(What to do) Check every line below, and copy those that include "heading".

───── Data for processing ─────

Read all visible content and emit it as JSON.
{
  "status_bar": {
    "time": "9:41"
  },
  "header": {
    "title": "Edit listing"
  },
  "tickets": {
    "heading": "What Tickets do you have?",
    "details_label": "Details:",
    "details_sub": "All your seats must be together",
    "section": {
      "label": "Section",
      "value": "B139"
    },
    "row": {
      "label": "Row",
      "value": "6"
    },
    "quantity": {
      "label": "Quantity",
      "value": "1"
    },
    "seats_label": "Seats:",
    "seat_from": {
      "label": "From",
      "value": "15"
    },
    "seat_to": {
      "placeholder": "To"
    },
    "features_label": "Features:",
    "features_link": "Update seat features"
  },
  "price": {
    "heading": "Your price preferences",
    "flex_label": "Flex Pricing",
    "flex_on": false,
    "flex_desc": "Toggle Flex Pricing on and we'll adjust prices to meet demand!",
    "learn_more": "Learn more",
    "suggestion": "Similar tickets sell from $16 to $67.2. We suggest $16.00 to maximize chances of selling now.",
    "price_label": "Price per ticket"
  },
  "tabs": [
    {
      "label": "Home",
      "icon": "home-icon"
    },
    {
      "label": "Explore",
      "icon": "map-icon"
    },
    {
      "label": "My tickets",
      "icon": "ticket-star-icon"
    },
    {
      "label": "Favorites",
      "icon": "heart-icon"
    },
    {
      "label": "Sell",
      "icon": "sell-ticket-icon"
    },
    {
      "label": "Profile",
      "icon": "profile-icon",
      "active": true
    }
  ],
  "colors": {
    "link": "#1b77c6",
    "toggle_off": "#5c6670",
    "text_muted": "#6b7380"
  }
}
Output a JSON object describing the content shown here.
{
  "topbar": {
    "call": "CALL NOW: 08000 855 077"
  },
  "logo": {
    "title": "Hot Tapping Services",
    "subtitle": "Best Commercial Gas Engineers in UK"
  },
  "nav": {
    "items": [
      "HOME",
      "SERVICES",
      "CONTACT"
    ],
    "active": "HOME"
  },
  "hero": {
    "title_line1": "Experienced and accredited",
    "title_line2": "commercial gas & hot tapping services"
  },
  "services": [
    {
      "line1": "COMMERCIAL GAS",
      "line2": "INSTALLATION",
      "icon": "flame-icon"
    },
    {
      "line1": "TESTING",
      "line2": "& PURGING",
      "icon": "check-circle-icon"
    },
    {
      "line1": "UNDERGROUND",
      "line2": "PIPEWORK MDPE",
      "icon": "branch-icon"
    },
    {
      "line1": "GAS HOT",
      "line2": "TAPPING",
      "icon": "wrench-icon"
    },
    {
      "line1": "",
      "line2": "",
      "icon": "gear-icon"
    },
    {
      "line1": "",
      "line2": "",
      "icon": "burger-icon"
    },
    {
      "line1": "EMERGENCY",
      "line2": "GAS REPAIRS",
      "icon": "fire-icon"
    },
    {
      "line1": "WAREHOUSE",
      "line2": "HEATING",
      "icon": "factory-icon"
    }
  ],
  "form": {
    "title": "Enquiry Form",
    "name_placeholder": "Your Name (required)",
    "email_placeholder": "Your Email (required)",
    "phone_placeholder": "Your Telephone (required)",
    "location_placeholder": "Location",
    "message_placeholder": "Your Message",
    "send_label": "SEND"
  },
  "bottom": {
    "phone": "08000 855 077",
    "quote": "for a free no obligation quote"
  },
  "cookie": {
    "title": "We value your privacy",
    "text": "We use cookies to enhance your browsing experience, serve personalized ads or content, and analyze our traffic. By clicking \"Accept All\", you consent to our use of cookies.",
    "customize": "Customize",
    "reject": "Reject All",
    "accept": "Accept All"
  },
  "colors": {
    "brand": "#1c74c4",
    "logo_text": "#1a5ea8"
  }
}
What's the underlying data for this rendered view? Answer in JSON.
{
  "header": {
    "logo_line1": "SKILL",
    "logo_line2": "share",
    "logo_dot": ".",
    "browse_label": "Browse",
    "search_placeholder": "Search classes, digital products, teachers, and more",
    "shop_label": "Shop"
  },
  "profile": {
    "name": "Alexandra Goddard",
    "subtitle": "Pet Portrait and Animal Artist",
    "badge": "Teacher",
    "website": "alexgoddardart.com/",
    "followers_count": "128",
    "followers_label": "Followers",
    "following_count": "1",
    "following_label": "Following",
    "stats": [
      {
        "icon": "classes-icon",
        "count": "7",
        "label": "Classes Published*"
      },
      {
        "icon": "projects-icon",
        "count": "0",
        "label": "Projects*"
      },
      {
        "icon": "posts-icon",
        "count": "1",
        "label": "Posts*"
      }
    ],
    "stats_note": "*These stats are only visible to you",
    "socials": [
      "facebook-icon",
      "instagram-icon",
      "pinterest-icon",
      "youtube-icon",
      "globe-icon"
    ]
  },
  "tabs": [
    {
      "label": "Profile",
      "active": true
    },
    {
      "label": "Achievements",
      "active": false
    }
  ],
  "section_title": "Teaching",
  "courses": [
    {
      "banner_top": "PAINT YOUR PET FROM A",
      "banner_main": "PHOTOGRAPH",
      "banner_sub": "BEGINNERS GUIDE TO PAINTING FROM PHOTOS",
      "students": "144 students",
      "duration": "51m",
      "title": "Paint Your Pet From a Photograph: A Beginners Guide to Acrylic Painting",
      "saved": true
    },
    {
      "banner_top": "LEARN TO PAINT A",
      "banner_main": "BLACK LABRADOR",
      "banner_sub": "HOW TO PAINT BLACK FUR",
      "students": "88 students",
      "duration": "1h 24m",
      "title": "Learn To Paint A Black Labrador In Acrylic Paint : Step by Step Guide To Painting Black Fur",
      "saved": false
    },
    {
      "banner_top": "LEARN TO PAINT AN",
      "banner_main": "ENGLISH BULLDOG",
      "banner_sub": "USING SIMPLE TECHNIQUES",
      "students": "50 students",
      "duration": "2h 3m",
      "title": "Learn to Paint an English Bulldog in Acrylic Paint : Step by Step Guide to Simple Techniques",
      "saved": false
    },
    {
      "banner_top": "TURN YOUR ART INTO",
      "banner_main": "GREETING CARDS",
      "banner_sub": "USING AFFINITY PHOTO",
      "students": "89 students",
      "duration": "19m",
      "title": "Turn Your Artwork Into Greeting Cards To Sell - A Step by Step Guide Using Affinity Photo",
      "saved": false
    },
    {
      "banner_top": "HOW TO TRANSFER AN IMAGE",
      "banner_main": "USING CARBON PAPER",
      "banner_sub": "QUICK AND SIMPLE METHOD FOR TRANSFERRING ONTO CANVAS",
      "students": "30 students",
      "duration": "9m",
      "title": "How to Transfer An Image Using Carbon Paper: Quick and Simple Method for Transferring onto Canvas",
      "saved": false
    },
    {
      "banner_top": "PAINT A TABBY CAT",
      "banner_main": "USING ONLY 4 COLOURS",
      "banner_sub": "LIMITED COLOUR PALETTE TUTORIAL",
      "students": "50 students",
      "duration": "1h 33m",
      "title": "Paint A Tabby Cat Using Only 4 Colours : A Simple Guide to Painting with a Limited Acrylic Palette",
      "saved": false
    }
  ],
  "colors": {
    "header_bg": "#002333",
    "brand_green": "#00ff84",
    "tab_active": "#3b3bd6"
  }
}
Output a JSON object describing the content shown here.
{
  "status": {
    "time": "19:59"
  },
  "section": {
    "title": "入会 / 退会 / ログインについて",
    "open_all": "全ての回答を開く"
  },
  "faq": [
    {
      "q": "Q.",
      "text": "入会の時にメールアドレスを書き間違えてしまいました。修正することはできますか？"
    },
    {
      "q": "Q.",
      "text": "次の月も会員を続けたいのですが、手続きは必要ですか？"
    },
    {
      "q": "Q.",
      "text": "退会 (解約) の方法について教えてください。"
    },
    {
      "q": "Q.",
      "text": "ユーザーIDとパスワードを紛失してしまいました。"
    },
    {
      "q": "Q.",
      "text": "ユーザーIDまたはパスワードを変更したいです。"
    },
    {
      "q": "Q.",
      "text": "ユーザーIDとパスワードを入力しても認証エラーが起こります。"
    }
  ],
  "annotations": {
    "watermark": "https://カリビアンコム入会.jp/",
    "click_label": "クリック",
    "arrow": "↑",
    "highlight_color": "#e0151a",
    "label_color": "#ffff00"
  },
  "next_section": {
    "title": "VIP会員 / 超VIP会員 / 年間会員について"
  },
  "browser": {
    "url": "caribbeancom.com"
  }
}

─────

(Task answer)
    "heading": "What Tickets do you have?",
    "heading": "Your price preferences",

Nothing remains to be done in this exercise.